|Former name(s)||Chelsea Road (18th century)|
|Nearest train station||Victoria|
|Northeast end||Birdcage Walk|
|Southwest end||Ebury Bridge Road|
In the 18th century, the road was known as Chelsea Road and was often frequented by highwaymen. A reward of £10 was offered in 1752 for the capture of one of the worst offenders. Towards the southern end, Victoria Station was opened in 1866 and the adjacent Victoria Coach Station was built in 1932 in the Art Deco style.
In 1938, the Empire Terminal of Imperial Airways opened opposite the coach station, designed by Albert Lakeman, also in the Art Deco style. It allowed passengers to check-in before boarding special trains from Victoria Station to Croydon Airport or Southampton Docks for the flying boat service. The terminal continued in service until the end of the 1970s, by which time there were dedicated rail or bus connections to Gatwick and Heathrow Airports. It is now the headquarters of the National Audit Office.
In June 1917, the Imperial Headquarters of the Boy Scouts' Association (since 1967, The Scout Association) moved to 25 Buckingham Palace Road from its previous office at 116 Victoria Street.

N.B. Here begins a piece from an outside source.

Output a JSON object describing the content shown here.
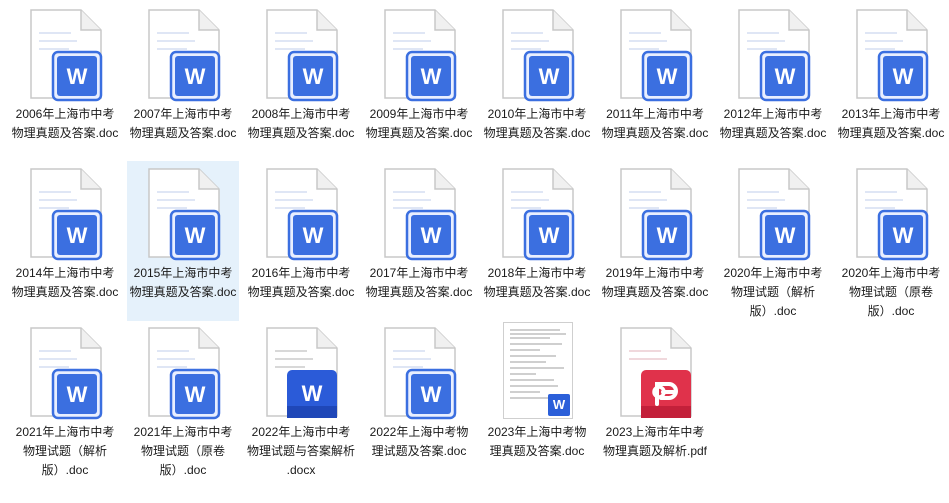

It was in that building that the Boy Scouts' International Bureau (now the World Scout Bureau) was inaugurated in 1920. The UK Scout Headquarters remained at that address until December 1974, when it moved to Baden-Powell House.
The Girl Guides Association (now Girlguiding) rented offices within Scout Headquarters until 1929, when there was no longer storage space for the Association's records. Following a national fundraising campaign called "Save Our Stuff", the Guides were able to move into their own purpose-built headquarters at 17–19 Buckingham Palace Road, which they still occupy today.
50 Buckingham Palace Road on the left
8–24 Buckingham Palace Road
157-167 Buckingham Palace Road, originally the Imperial Airways Empire Terminal
Victoria Coach Station
The Victoria Public Library, opened in 1894